These are the bold, contemporary, and controversial artists who defined the art of our era. These artists took risks stylistically, thematically, conceptually, and pushed the very boundaries of art.
Legacy: The Emily Fisher Landau Collection features works of art by some of the most important, groundbreaking, gamechanging American artists—Cy Twombly, Andy Warhol, Barbara Kruger—and features in-depth presentations by Ed Ruscha, Richard Artschwager, and Jasper Johns, highlighting works spanning their entire careers.
Drawn from Emily Fisher Landau’s spectacular donation of over 400 modern and contemporary works of art to the Whitney Museum of American Art, this exhibition of 80 works traces the themes and ideas that have shaped art since the late 1960s—abstraction, conceptualism, postmodernism, questions about the relevance of painting in the aftermath of minimalism, debates about representation, “culture wars,” and a revived interest in personal narratives.
Legacy also illuminates the sociopolitical issues at the forefront of the 1980s downtown New York scene. Important works by Felix Gonzalez-Torres, Robert Mapplethorpe, Peter Hujar, Nan Goldin, Keith Haring, David Wojnarowicz, and Lorna Simpson tackle tough subject matter, including AIDS, politics, and gender and race issues.
This exhibition is accompanied by a major hardcover catalogue available for purchase in The Museum Store, and an audio guide with commentary from Whitney Director Adam D. Weinberg, containing recorded interviews and commentary from many of the artists themselves.

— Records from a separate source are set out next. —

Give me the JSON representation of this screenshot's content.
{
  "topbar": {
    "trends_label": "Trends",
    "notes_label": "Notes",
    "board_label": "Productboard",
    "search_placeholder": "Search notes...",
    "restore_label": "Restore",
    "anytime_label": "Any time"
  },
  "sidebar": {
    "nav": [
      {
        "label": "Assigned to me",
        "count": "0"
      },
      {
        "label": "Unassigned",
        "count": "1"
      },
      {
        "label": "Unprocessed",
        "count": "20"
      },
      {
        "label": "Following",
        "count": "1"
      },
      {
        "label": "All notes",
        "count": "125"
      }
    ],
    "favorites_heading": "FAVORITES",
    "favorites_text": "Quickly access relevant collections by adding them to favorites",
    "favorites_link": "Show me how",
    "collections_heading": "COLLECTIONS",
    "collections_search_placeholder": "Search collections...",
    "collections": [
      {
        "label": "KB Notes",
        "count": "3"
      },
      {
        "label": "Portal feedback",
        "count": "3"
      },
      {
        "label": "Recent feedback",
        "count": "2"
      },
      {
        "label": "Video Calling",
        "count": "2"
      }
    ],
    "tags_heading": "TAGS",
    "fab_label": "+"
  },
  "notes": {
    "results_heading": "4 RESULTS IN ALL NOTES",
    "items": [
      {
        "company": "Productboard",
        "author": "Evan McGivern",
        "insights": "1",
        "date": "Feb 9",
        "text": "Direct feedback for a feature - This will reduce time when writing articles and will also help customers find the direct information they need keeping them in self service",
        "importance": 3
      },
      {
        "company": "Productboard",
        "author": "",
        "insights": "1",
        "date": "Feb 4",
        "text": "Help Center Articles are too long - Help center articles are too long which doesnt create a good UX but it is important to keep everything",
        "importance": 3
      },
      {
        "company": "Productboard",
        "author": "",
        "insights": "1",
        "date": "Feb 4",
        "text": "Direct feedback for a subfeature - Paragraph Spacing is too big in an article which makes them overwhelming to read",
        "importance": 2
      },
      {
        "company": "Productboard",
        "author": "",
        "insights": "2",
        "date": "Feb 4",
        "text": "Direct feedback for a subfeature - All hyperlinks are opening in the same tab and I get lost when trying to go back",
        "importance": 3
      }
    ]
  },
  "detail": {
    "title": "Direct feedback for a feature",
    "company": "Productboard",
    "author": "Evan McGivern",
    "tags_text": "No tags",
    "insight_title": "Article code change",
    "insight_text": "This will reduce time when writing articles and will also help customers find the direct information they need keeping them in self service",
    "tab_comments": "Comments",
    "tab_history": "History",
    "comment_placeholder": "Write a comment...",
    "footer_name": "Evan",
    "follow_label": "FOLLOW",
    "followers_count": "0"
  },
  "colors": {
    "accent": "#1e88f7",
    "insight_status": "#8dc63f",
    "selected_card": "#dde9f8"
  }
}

Visit the calendar page in this issue to learn about related drop-in tours, studio workshops, and visit the website for details on an Instagram photo competition.
“Never stop learning. Never stop looking. Art is the greatest teacher.”
-Emily Fisher Landau
ABOUT EMILY FISHER LANDAU
One of the preeminent collectors of post-war American art in the United States, Emily Fisher Landau is a long-time friend, trustee, and supporter of the Whitney Museum of American Art. She began collecting art in the late 1960s, and has focused on building an important collection of contemporary American art since the early 1980s. She consistently supported risk-taking artists, who “portray the world we are living in now.”